Nevertheless, the Zap's Monday nights, during the mid-1990s also provided plenty of opportunity for American and British DJ's. US House legends David Morales and Frankie Knuckles played at the Zap's Monday night, while DJ's Sasha and John Digweed, already superstars in the North and Midlands of England, brought their magic to the South Coast, with the launch of their 'Northern Exposure' night, in the autumn of 1993. These parties, and the progressive style that Sasha and Digweed brought to the club's turntables were a huge hit with the Zap crowd, and the atmosphere in the club evoked the frenzied energy and positivity of the clubs' earlier years. Despite the Zap's sound system often being criticised, Sasha was quoted in a dance music magazine, as saying his two favourite clubs were the Hacienda and the Zap.

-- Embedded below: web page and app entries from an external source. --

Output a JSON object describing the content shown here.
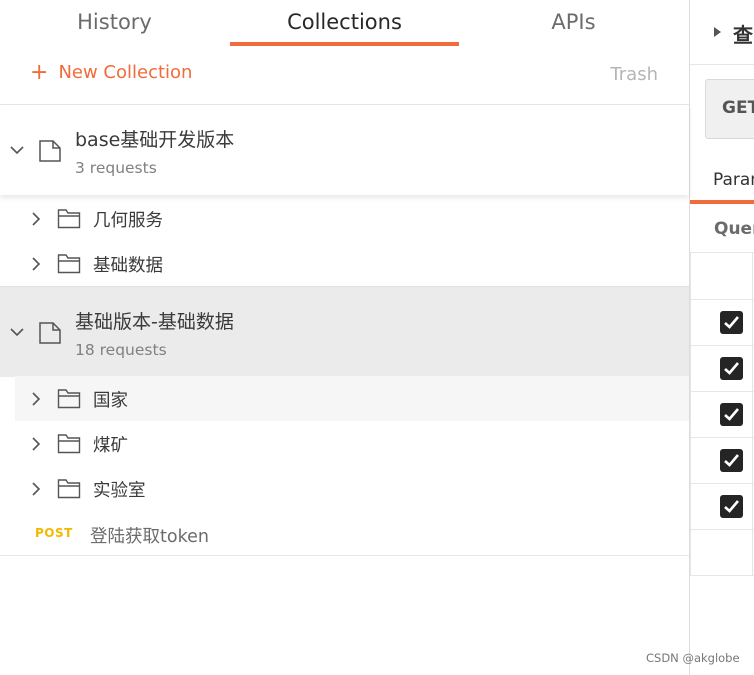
{
  "tabs": [
    {
      "label": "History",
      "active": false
    },
    {
      "label": "Collections",
      "active": true
    },
    {
      "label": "APIs",
      "active": false
    }
  ],
  "actions": {
    "new_collection_label": "New Collection",
    "trash_label": "Trash"
  },
  "collections": [
    {
      "name": "base基础开发版本",
      "count": "3 requests",
      "folders": [
        {
          "name": "几何服务"
        },
        {
          "name": "基础数据"
        }
      ]
    },
    {
      "name": "基础版本-基础数据",
      "count": "18 requests",
      "folders": [
        {
          "name": "国家"
        },
        {
          "name": "煤矿"
        },
        {
          "name": "实验室"
        }
      ],
      "requests": [
        {
          "method": "POST",
          "name": "登陆获取token"
        }
      ]
    }
  ],
  "right_panel": {
    "title": "查",
    "method": "GET",
    "tab": "Params",
    "sub_label": "Query"
  },
  "watermark": "CSDN @akglobe",
  "colors": {
    "accent": "#f26b3a",
    "post_method": "#f5b800"
  }
}
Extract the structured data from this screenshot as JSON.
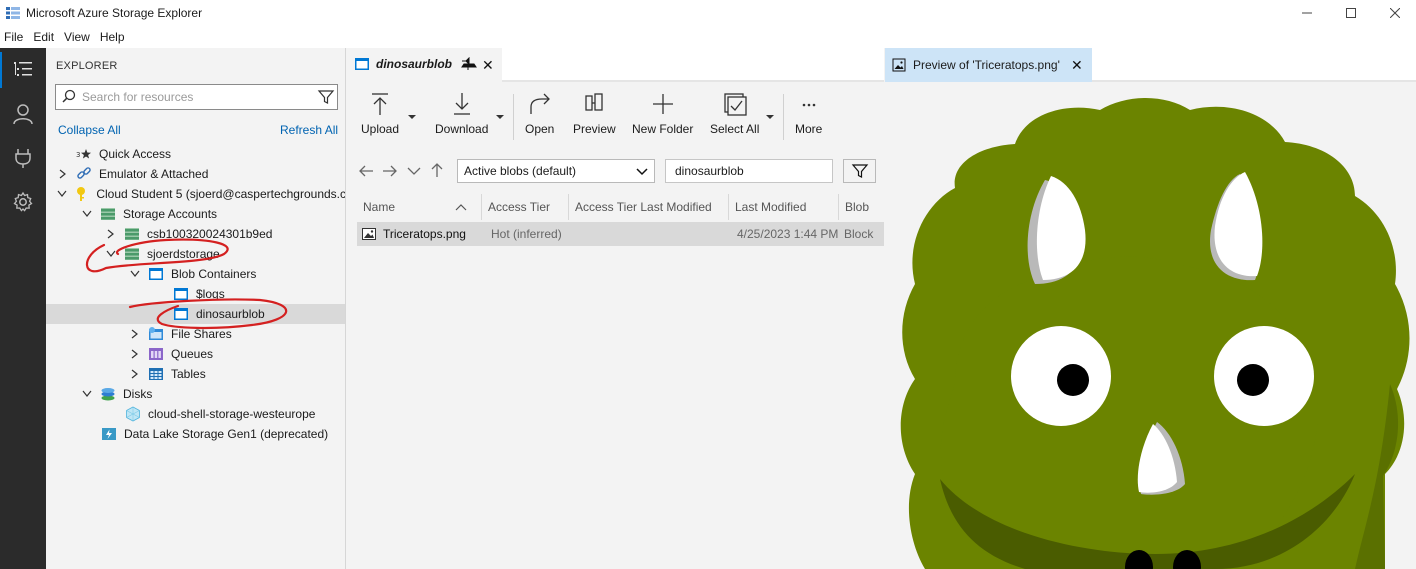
{
  "window": {
    "title": "Microsoft Azure Storage Explorer",
    "controls": [
      "minimize",
      "maximize",
      "close"
    ]
  },
  "menu": [
    "File",
    "Edit",
    "View",
    "Help"
  ],
  "activity_bar": [
    {
      "icon": "explorer-icon",
      "active": true
    },
    {
      "icon": "account-icon"
    },
    {
      "icon": "plug-icon"
    },
    {
      "icon": "settings-icon"
    }
  ],
  "explorer": {
    "header": "EXPLORER",
    "search_placeholder": "Search for resources",
    "collapse_all": "Collapse All",
    "refresh_all": "Refresh All",
    "tree": {
      "quick_access": "Quick Access",
      "emulator": "Emulator & Attached",
      "subscription": "Cloud Student 5 (sjoerd@caspertechgrounds.c",
      "storage_accounts": "Storage Accounts",
      "account1": "csb100320024301b9ed",
      "account2": "sjoerdstorage",
      "blob_containers": "Blob Containers",
      "container1": "$logs",
      "container2": "dinosaurblob",
      "file_shares": "File Shares",
      "queues": "Queues",
      "tables": "Tables",
      "disks": "Disks",
      "disk1": "cloud-shell-storage-westeurope",
      "datalake": "Data Lake Storage Gen1 (deprecated)"
    },
    "annotation_color": "#d42020"
  },
  "center": {
    "tab_label": "dinosaurblob",
    "toolbar": {
      "upload": "Upload",
      "download": "Download",
      "open": "Open",
      "preview": "Preview",
      "new_folder": "New Folder",
      "select_all": "Select All",
      "more": "More"
    },
    "view_filter": "Active blobs (default)",
    "path": "dinosaurblob",
    "columns": [
      "Name",
      "Access Tier",
      "Access Tier Last Modified",
      "Last Modified",
      "Blob"
    ],
    "rows": [
      {
        "name": "Triceratops.png",
        "access_tier": "Hot (inferred)",
        "tier_modified": "",
        "last_modified": "4/25/2023 1:44 PM",
        "blob_type": "Block"
      }
    ]
  },
  "preview": {
    "tab_label": "Preview of 'Triceratops.png'",
    "colors": {
      "skin": "#6b8400",
      "dark": "#4a5c00",
      "horn": "#ffffff",
      "horn_shade": "#b9b9b9",
      "eye_pupil": "#000000"
    }
  },
  "accent": "#0078d4"
}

In the mid-1990s, Danny Rampling was invited by promoters Wayne seven-Kurz and Sdaegh Al Hilaly to hold a monthly residence at a new promotion called 'South' that showcased his new, trancey, Euro style. Again, this ensured long lines outside the club, and Rampling often gratefully mentioned the positivity and friendliness of the Zap crowd, on his Radio 1 Show. Saturday nights also adapted, bringing a more 'pumped up', Superclub style of House music to the club. Accordingly, superstar DJ's such as Paul Oakenfold and Jeremy Healy played in the club, during these years. The club closed for a week and re-opened under new ownership and management in Dec 1997 after the Zap was sold to a larger company, the owners, management and promoters all changing. Only the Friday Promotion was kept on with the help of DJ Eric Powell until 1999.
The Millennium and beyond
The Zap closed in early 2005 reopening as The Union which didn't seem to work so three months later, the club was renamed Zap. It was closed and refurbished yet again and rebranded as Digital in 2008, reselling again in 2014 and being rebranded as "the Arch"